You can now experience Kenya's Samburu National Park via Google Maps Street View. This virtual safari within the 64-square-mile Kenyan conservancy, filled with wild animals galore, is just a couple of clicks away. And you don't even need to find the animals on Street View yourself. Google Maps has an extensive description of the project with links (which read "Explore this place") that guide you to the proper Street View position.
The Google Street View car drove through the park in February 2015 and follows one road. Unfortunately it does no let you veer off this main road. But it's still quite magical "” and quite bizarre "” to see elephants, zebra and a leopard on Street View.
The project's goal is to tell the stories of the elephant herds in the park. Head of Marketing for Google Kenya, Farzana Khubchandani, explained, "We hope that by bringing Street View to Samburu, we will inspire people around the world to gain a deeper appreciation for elephants."
Google dreamed up the initiative with Save the Elephants, an organization that conducts research on elephant behavior and ecology, and the Samburu County Government. Save the Elephants has pioneered GPS radio tracking in Africa to provide insight into the life of elephants and have monitored the Samburu National Park for over eighteen years. Their data assists the United Nations in tackling the epidemic of illegal killing of elephants.
Elephants of Google Street View, LiveScience.com
The ivory trade (mainly from Africa into China) and loss of habitat have put Africa's elephant population at risk. One hundred thousand African elephants were killed by poachers within a three-year period (2010-2012) and Central Africa has lost 64 percent of its elephants in a decade. David Daballen, head of field operations at Save the Elephants, hopes the glimpse into the park would inspire people to help with the elephants' plight.
Samburu country governor Moses Lenolkulal told the AFP, "The more people experience our culture, our people and the majestic elephants and other wildlife with which we co-exist, the more we are able to conserve and sustain the Samburu culture and its fragile ecosystem for generations to come."
Although this is the first time that Google has used Street View for the display of African animals, Google and Save the Elephants have a history together.

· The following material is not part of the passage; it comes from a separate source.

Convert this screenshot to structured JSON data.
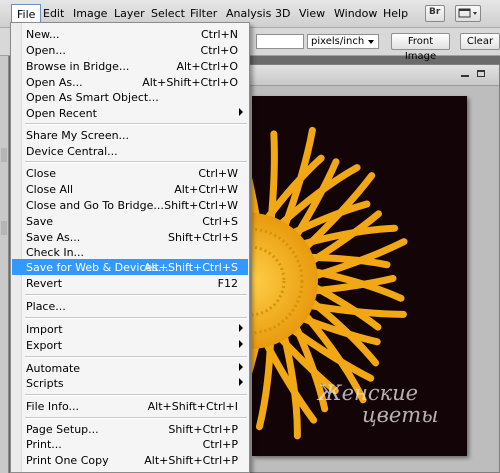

Google Earth, a free, downloadable virtual globe, map and geographical information program, has assisted Save the Elephants for over a decade in order to create the ultimate tool to visualize elephant movements.
Elephants on Google Earth, National Geographic
Google Earth also has a National Geographic feature that allows you to browse photographs taken at specific African sites. If you turn on the "National Geographic" layer under the "Gallery" tab, little red airplanes appear. These mark Nat Geo's "Africa Megaflyover:" images taken by the magazine's photographer, Mike Fay. According to Google's Blog there are 500 discoverable images.